May 21, 2010
Dear Mayo Clinic:
I've read that persistent low-grade inflammation is present in some people with irritable bowel syndrome, and a few studies have reported on the potential benefits of medications that may target this aspect of IBS. Are these medications available to IBS patients? If not, is there a chance they will become available?
Researchers have investigated the role that inflammation plays in irritable bowel syndrome (IBS). Studies have suggested that inflammation caused by an infection may trigger IBS symptoms and certain people who have IBS may have some ongoing inflammation. But research examining the effectiveness of anti-inflammatory medications in controlling IBS symptoms hasn't shown any benefit.
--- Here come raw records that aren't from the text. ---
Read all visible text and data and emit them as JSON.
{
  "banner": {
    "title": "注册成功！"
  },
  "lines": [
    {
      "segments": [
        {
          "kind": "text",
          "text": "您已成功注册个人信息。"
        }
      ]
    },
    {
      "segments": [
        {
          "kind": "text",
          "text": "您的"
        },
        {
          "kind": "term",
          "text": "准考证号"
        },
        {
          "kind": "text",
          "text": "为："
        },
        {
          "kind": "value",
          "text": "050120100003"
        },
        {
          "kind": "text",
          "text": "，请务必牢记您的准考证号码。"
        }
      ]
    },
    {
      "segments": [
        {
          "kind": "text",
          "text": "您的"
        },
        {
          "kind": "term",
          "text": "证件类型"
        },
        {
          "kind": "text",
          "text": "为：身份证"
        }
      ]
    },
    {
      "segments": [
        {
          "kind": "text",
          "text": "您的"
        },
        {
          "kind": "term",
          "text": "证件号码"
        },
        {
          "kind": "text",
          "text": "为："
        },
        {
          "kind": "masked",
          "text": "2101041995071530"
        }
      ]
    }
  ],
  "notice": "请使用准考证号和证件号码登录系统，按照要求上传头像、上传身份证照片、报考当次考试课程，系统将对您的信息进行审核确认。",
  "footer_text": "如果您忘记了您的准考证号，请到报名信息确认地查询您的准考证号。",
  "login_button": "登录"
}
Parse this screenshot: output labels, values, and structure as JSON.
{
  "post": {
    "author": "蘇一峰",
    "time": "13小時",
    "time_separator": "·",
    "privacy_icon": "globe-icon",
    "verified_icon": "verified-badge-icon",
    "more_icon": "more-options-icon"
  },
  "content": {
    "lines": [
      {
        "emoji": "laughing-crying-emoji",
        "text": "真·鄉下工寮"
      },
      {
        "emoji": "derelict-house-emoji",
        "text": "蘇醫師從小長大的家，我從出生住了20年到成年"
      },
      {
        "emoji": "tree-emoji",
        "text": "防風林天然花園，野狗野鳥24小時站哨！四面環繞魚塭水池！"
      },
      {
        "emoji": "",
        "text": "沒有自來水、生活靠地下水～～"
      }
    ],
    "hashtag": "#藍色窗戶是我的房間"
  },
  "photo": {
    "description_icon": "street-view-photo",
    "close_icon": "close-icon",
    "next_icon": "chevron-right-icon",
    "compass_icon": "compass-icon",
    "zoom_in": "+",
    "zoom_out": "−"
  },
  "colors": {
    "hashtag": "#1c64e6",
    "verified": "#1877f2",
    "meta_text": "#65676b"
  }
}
As a result, anti-inflammatory drugs are not generally used to treat IBS.
IBS is a disorder that affects the large intestine (colon) and is characterized by symptoms such as diarrhea, abdominal pain, cramps, gas, bloating and constipation.
The intestinal walls are lined with layers of muscle that contract and relax in a coordinated rhythm as they move food through the intestinal tract. In some cases of IBS, these contractions are stronger and last longer than normal. Food is forced through the intestines too quickly, causing gas, bloating and diarrhea (diarrhea-predominant IBS). In other cases, the opposite occurs. Food moves through the intestinal tract too slowly, and stools become hard and dry (constipation-predominant IBS). Some people with IBS have a combination of both.
The underlying cause of IBS isn't known. Investigations into the cause have found that IBS may sometimes be triggered by an intestinal infection that involves severe diarrhea and inflammation of the colon. Those symptoms may cause changes within the colon that affect its function and lead to IBS. Ongoing inflammation has been observed in some people with IBS, particularly those with the diarrhea-predominant form of the disorder.
Based on this information, a study was conducted that examined the use of prednisolone, a corticosteroid medication that helps control inflammation, in treating IBS. However, no significant reduction in IBS symptoms was found in people who took prednisolone. Although anti-inflammatory medications are still under consideration in IBS research, currently no scientific evidence supports using these medications to treat IBS, and they are not part of mainstream IBS care.
Many people who have mild IBS symptoms don't require treatment with medication. Dietary and lifestyle changes, such as avoiding foods that trigger symptoms and reducing stress, are often enough to control IBS.
For those with moderate to severe IBS, medications targeted to control specific symptoms may be necessary. For example, tricyclic antidepressant medications such as imipramine and amitriptyline may be helpful in people who have diarrhea-predominant IBS with abdominal pain. These drugs can help slow colon function and reduce pain. Lubiprostone, a medication used to treat constipation, is also helpful for women older than 18 who have constipation-predominant IBS.
Medications now under investigation that appear to show promise in treating IBS include antibiotics, which are designed to fight infection; and probiotics, which introduce new and healthier forms of bacteria into the intestinal tract. Antibotics appear to be beneficial in some people whose IBS symptoms are due to an overgrowth of bacteria in the intestines. Probiotics seem to have a positive effect on the bacterial environment within the colon, leading to a reduction in symptoms in some people. These findings are preliminary, though, and more research is needed before antibiotics and probiotics become standard treatment for IBS.
If you have questions about the best treatment for IBS, talk to your doctor. Mild cases of IBS usually can be managed by a primary care physician. If you're having trouble controlling IBS symptoms with lifestyle and dietary changes alone, you may want to consult a gastroenterologist who has expertise in treating IBS and can help you develop a treatment plan to fit your circumstances.
— Michael Picco, M.D., Gastroenterology & Hepatology, Mayo Clinic, Jacksonville, Fla.